Ahmed Chalabi, the Iraqi politician most associated with persuading the US to invade in 2003, has died aged 71.
Officials said he was found dead at his home in Baghdad in his bed, apparently having suffered a heart attack.
The secular Shia was once championed by the US as a potential leader of Iraq.
But they fell out after the invasion turned into a bloody occupation, and information which he had provided about Saddam Hussein’s weapons of mass destruction capability was discredited.
Mr Chalabi was also in charge of the commission that stripped members of Saddam’s Baath party of their positions and is seen as one of the causes of the current sectarian strife in Iraq.
Analysis: Jim Muir, BBC News, Beirut
Ahmed Chalabi was one of the most controversial and colourful figures on the Iraqi political scene.
He never regretted his role in persuading – some, including himself, would say tricking – the Americans into invading Iraq and toppling Saddam Hussein, his hated enemy, in 2003.
He returned to Baghdad after that from exile in the UK and US, and was ubiquitous in Iraqi politics – a thoroughly modern man of great charm and influence.
He came from a big Shia family, but enjoyed strong relations with all political factions in both the Arab and Kurdish communities as well as with many outside players, including Iran and, despite everything, parts of the American establishment.

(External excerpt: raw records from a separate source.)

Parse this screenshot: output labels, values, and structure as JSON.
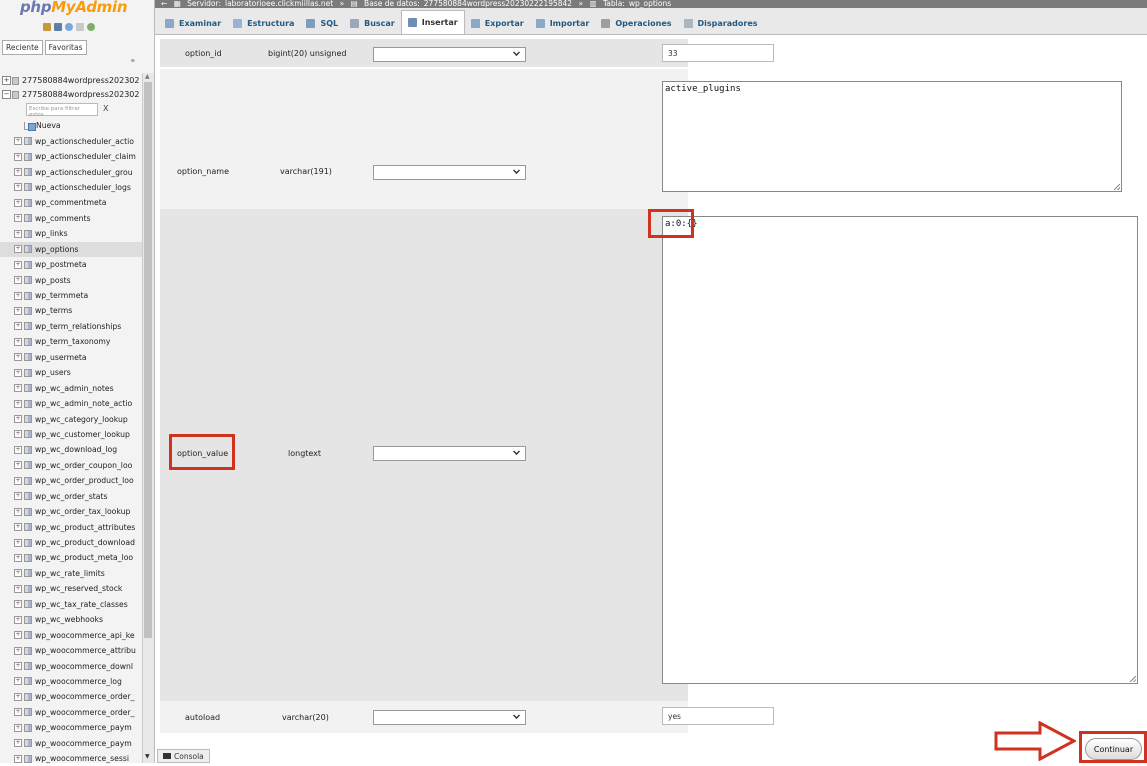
{
  "logo": {
    "php": "php",
    "myadmin": "MyAdmin"
  },
  "nav": {
    "tabs": [
      "Reciente",
      "Favoritas"
    ],
    "databases": [
      "277580884wordpress202302",
      "277580884wordpress202302"
    ],
    "filter_placeholder": "Escribe para filtrar estos",
    "filter_clear": "X",
    "new_label": "Nueva",
    "tables": [
      "wp_actionscheduler_actio",
      "wp_actionscheduler_claim",
      "wp_actionscheduler_grou",
      "wp_actionscheduler_logs",
      "wp_commentmeta",
      "wp_comments",
      "wp_links",
      "wp_options",
      "wp_postmeta",
      "wp_posts",
      "wp_termmeta",
      "wp_terms",
      "wp_term_relationships",
      "wp_term_taxonomy",
      "wp_usermeta",
      "wp_users",
      "wp_wc_admin_notes",
      "wp_wc_admin_note_actio",
      "wp_wc_category_lookup",
      "wp_wc_customer_lookup",
      "wp_wc_download_log",
      "wp_wc_order_coupon_loo",
      "wp_wc_order_product_loo",
      "wp_wc_order_stats",
      "wp_wc_order_tax_lookup",
      "wp_wc_product_attributes",
      "wp_wc_product_download",
      "wp_wc_product_meta_loo",
      "wp_wc_rate_limits",
      "wp_wc_reserved_stock",
      "wp_wc_tax_rate_classes",
      "wp_wc_webhooks",
      "wp_woocommerce_api_ke",
      "wp_woocommerce_attribu",
      "wp_woocommerce_downl",
      "wp_woocommerce_log",
      "wp_woocommerce_order_",
      "wp_woocommerce_order_",
      "wp_woocommerce_paym",
      "wp_woocommerce_paym",
      "wp_woocommerce_sessi"
    ],
    "active_table": "wp_options"
  },
  "breadcrumb": {
    "server_label": "Servidor:",
    "server": "laboratorioee.clickmiillas.net",
    "sep1": "»",
    "db_label": "Base de datos:",
    "db": "277580884wordpress20230222195842",
    "sep2": "»",
    "table_label": "Tabla:",
    "table": "wp_options"
  },
  "tabs": [
    {
      "label": "Examinar",
      "icon": "browse-icon",
      "color": "#8aa9c9"
    },
    {
      "label": "Estructura",
      "icon": "structure-icon",
      "color": "#9bb3d1"
    },
    {
      "label": "SQL",
      "icon": "sql-icon",
      "color": "#7c9cc0"
    },
    {
      "label": "Buscar",
      "icon": "search-icon",
      "color": "#9aa9b8"
    },
    {
      "label": "Insertar",
      "icon": "insert-icon",
      "color": "#6d8fb5"
    },
    {
      "label": "Exportar",
      "icon": "export-icon",
      "color": "#8aa9c9"
    },
    {
      "label": "Importar",
      "icon": "import-icon",
      "color": "#8aa9c9"
    },
    {
      "label": "Operaciones",
      "icon": "wrench-icon",
      "color": "#9e9e9e"
    },
    {
      "label": "Disparadores",
      "icon": "triggers-icon",
      "color": "#aab5c0"
    }
  ],
  "active_tab": "Insertar",
  "rows": {
    "option_id": {
      "name": "option_id",
      "type": "bigint(20) unsigned",
      "value": "33"
    },
    "option_name": {
      "name": "option_name",
      "type": "varchar(191)",
      "value": "active_plugins"
    },
    "option_value": {
      "name": "option_value",
      "type": "longtext",
      "value": "a:0:{}"
    },
    "autoload": {
      "name": "autoload",
      "type": "varchar(20)",
      "value": "yes"
    }
  },
  "console_label": "Consola",
  "submit_label": "Continuar",
  "colors": {
    "highlight": "#d0321f",
    "link": "#235a81",
    "logo_php": "#6c78af",
    "logo_myadmin": "#f89c0e"
  }
}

He was a leading contender for the job of Iraqi prime minister last year, but never managed fully to throw off the legacy of his role in 2003, or the fallout from his stewardship of the Petra Bank in Jordan, which collapsed in the early 1990s.
He will be missed in Baghdad as one of the few leaders who could build bridges between the feuding factions.